→ **Task**
Write only the count of lines that hold the word "icon" in the listing.

→ **Given data**
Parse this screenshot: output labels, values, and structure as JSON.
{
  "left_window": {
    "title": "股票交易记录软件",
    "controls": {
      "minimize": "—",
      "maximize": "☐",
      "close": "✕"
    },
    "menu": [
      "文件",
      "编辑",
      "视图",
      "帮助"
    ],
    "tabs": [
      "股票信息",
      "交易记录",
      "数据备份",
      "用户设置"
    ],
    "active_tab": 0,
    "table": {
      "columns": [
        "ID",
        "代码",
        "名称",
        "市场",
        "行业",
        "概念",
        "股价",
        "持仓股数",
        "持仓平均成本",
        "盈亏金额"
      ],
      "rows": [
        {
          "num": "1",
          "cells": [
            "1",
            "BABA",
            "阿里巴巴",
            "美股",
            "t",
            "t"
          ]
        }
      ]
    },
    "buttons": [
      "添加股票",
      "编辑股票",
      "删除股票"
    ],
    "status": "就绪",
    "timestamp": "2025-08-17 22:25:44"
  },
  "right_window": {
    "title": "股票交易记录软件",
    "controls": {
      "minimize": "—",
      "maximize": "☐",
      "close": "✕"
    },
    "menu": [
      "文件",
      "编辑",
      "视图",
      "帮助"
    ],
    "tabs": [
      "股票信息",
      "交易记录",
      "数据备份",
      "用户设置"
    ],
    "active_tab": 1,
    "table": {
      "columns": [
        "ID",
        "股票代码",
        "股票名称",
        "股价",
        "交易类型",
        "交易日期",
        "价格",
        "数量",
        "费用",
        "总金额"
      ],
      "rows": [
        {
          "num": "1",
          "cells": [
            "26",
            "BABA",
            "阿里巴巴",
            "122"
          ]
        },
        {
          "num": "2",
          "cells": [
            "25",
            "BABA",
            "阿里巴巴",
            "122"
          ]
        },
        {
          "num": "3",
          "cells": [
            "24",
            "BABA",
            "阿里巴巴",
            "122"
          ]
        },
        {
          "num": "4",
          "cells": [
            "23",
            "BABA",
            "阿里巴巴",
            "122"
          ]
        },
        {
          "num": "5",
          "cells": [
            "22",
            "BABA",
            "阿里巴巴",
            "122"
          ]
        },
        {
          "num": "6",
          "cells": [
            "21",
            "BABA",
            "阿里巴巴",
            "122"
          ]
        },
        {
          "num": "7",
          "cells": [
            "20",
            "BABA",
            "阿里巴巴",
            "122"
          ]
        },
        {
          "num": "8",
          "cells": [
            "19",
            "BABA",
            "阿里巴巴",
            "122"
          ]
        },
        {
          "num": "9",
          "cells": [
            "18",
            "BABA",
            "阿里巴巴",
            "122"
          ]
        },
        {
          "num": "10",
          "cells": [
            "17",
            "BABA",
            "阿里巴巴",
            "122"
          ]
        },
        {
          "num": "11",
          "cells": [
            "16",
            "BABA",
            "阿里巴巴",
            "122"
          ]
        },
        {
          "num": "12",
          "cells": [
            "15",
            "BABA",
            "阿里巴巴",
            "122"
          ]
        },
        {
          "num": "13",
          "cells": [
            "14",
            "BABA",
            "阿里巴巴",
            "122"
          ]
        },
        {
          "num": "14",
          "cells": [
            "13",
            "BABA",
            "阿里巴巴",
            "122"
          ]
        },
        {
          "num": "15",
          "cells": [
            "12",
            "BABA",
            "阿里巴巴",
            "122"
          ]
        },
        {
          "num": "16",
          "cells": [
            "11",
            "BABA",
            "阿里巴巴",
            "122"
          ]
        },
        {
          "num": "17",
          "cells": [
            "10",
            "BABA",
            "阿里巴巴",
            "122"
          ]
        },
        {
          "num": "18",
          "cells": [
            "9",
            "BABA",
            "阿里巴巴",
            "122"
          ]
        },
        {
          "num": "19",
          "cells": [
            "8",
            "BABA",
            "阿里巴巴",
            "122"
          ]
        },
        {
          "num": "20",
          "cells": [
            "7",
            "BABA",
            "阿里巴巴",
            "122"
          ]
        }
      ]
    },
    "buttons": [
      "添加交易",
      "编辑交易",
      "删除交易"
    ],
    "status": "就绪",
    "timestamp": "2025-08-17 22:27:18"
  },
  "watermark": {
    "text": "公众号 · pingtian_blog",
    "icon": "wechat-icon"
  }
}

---

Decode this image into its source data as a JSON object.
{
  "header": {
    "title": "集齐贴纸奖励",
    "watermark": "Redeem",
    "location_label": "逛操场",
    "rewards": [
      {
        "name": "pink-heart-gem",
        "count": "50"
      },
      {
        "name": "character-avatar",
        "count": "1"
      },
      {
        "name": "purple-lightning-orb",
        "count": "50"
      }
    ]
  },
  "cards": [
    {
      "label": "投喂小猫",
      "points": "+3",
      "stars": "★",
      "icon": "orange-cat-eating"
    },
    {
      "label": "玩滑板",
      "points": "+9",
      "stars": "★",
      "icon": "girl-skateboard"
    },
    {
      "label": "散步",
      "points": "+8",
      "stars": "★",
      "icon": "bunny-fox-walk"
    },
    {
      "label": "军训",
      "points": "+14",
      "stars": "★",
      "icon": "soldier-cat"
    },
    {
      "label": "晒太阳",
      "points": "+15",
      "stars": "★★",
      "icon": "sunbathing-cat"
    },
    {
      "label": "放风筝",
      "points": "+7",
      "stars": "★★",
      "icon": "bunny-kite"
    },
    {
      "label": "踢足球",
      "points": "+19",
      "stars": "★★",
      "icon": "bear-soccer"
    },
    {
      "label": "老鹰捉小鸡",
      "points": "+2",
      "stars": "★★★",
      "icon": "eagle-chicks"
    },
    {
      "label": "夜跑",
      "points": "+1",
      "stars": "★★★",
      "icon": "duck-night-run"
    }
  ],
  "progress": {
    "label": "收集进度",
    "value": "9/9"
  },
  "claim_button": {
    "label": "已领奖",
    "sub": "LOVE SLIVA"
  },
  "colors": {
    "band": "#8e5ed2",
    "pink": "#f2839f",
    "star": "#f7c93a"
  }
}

→ **Task response**
10